A very interesting webinar hosted by Observe IT covered the issues of security and more importantly ‘insider threat’. When we think about our data protection and the threats that exist, people generally think first and foremost about outside or external threats. Hacking and malicious attacks on our IT systems, either through our cyber systems or perhaps even attacks on our physical IT infrastructure.

The truth is that of all the threats to IT security, 90% of threats come from within the company, referred to as ‘insider threats’.and even more concerning – 71% of insider threats are not malicious attacks from disgruntled employees, but unintentional security breaches by employees who simply misuse company systems, fail to logout, click links on infected emails  or browse the internet and click links to sites that download viruses into the company system.
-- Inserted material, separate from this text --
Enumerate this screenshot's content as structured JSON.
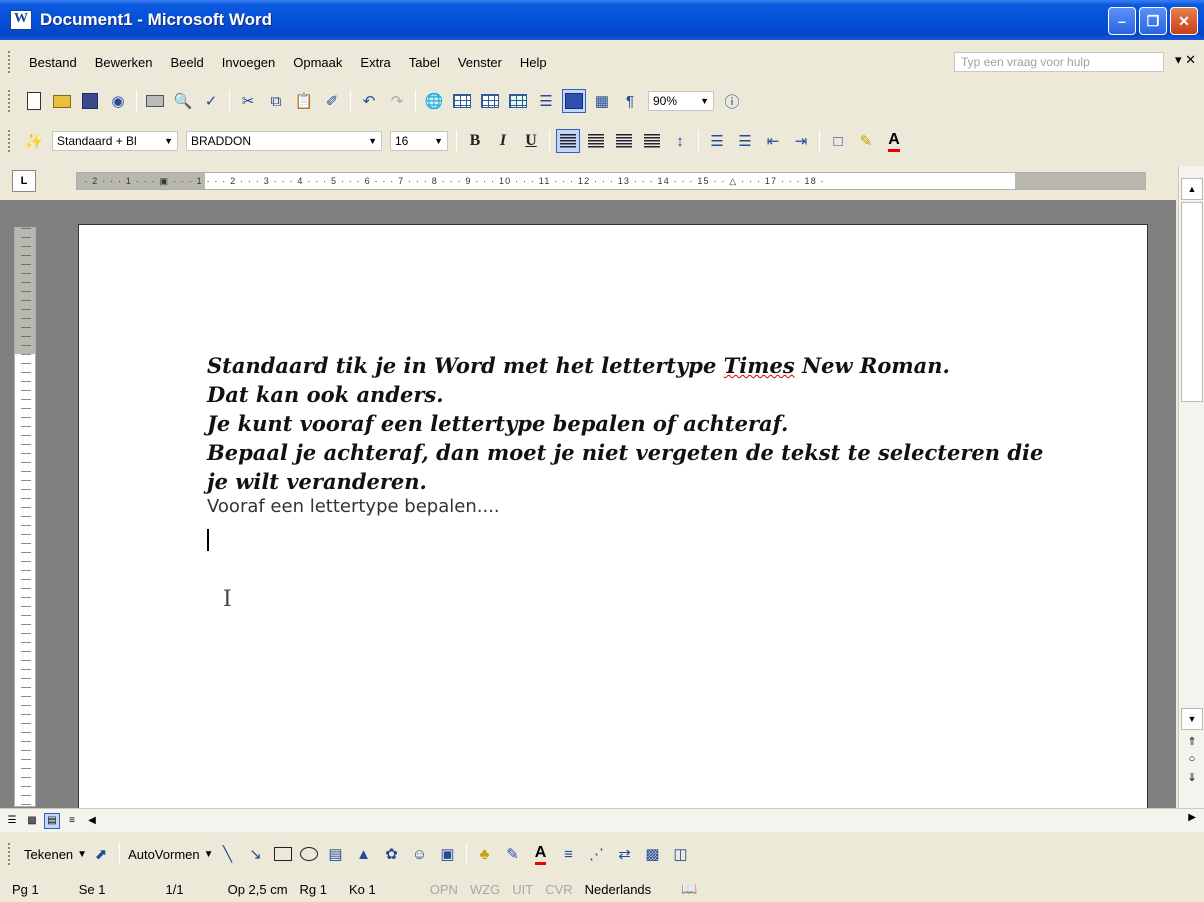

The risks to data centres are not dissimilar. There are the obvious concerns of ‘outsider threats’ to the physical building, such as flooding, terror attacks or break-ins. Then there are data centre ‘insider threats’ and these, in much the same way as IT security threats, are often unintentional breaches by employees.

In the case of the data centre, insider threats can include the people managing the data centre leaving access details unsecured or sharing access details with unauthorised personnel (even though they may work at the organisation) or simply leaving the data centre open, even just momentarily, leaving the IT infrastructure exposed. It could be company personnel who don’t adhere to cleanliness regulations leaving dirt and dust particles behind which over time can cause damage to IT systems. The threat can be data centre staff who have not been fully trained on equipment or systems or those who are new to the job and misuse data centre equipment causing damage.
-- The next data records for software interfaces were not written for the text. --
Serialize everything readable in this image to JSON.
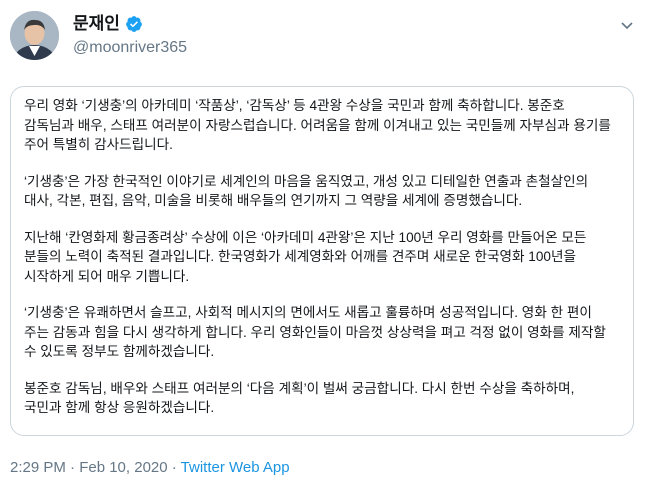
{
  "user": {
    "display_name": "문재인",
    "handle": "@moonriver365",
    "verified_icon": "verified-badge-icon",
    "verified_color": "#1da1f2"
  },
  "tweet": {
    "paragraphs": [
      "우리 영화 ‘기생충’의 아카데미 ‘작품상’, ‘감독상’ 등 4관왕 수상을 국민과 함께 축하합니다. 봉준호\n감독님과 배우, 스태프 여러분이 자랑스럽습니다. 어려움을 함께 이겨내고 있는 국민들께 자부심과 용기를\n주어 특별히 감사드립니다.",
      "‘기생충’은 가장 한국적인 이야기로 세계인의 마음을 움직였고, 개성 있고 디테일한 연출과 촌철살인의\n대사, 각본, 편집, 음악, 미술을 비롯해 배우들의 연기까지 그 역량을 세계에 증명했습니다.",
      "지난해 ‘칸영화제 황금종려상’ 수상에 이은 ‘아카데미 4관왕’은 지난 100년 우리 영화를 만들어온 모든\n분들의 노력이 축적된 결과입니다. 한국영화가 세계영화와 어깨를 견주며 새로운 한국영화 100년을\n시작하게 되어 매우 기쁩니다.",
      "‘기생충’은 유쾌하면서 슬프고, 사회적 메시지의 면에서도 새롭고 훌륭하며 성공적입니다. 영화 한 편이\n주는 감동과 힘을 다시 생각하게 합니다. 우리 영화인들이 마음껏 상상력을 펴고 걱정 없이 영화를 제작할\n수 있도록 정부도 함께하겠습니다.",
      "봉준호 감독님, 배우와 스태프 여러분의 ‘다음 계획’이 벌써 궁금합니다. 다시 한번 수상을 축하하며,\n국민과 함께 항상 응원하겠습니다."
    ]
  },
  "footer": {
    "timestamp": "2:29 PM · Feb 10, 2020 · ",
    "source": "Twitter Web App",
    "source_color": "#1b95e0"
  },
  "icons": {
    "caret": "chevron-down-icon",
    "avatar": "avatar"
  }
}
When we consider how much funding is spent on securing our data centre from outside threats, it is surprising how little is spent on minimising insider threats, when you consider your breach is far more likely to come from inside than outside. Companies need to invest in systems and processes that secure the data centre and ultimately the whole IT system of their business from unintentional harm brought about by well-meaning employees. Building a robust set of regulations and protocols for management of the DC. Ensuring full training of all personnel. Building in regular cleaning as part of your data centre maintenance contract.
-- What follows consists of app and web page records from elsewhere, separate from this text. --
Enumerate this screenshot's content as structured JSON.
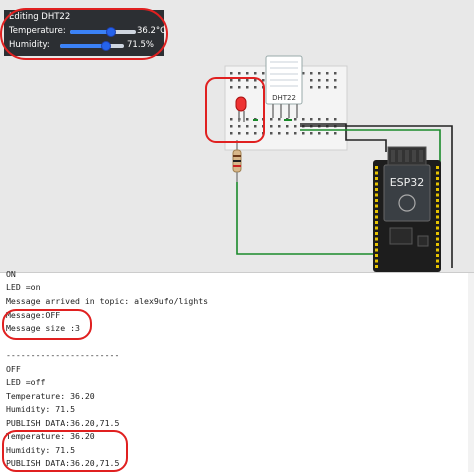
{
  "editor": {
    "title": "Editing DHT22",
    "temperature_label": "Temperature:",
    "temperature_value": "36.2°C",
    "temperature_fraction": 0.62,
    "humidity_label": "Humidity:",
    "humidity_value": "71.5%",
    "humidity_fraction": 0.72
  },
  "circuit": {
    "sensor_label": "DHT22",
    "board_label": "ESP32"
  },
  "colors": {
    "highlight": "#e02020",
    "slider_accent": "#2563eb",
    "panel_bg": "#2c2f33",
    "wire_green": "#1a8a2a",
    "wire_black": "#222222",
    "board_bg": "#1d1d1d"
  },
  "terminal": {
    "lines": [
      "ON",
      "LED =on",
      "Message arrived in topic: alex9ufo/lights",
      "Message:OFF",
      "Message size :3",
      "",
      "-----------------------",
      "OFF",
      "LED =off",
      "Temperature: 36.20",
      "Humidity: 71.5",
      "PUBLISH DATA:36.20,71.5",
      "Temperature: 36.20",
      "Humidity: 71.5",
      "PUBLISH DATA:36.20,71.5"
    ]
  }
}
In summary, investing time and budget on safeguarding your data centre from the ‘insider’ out.

Scanning of a fingerprint with  new technologies

Scanning of a fingerprint with new technologies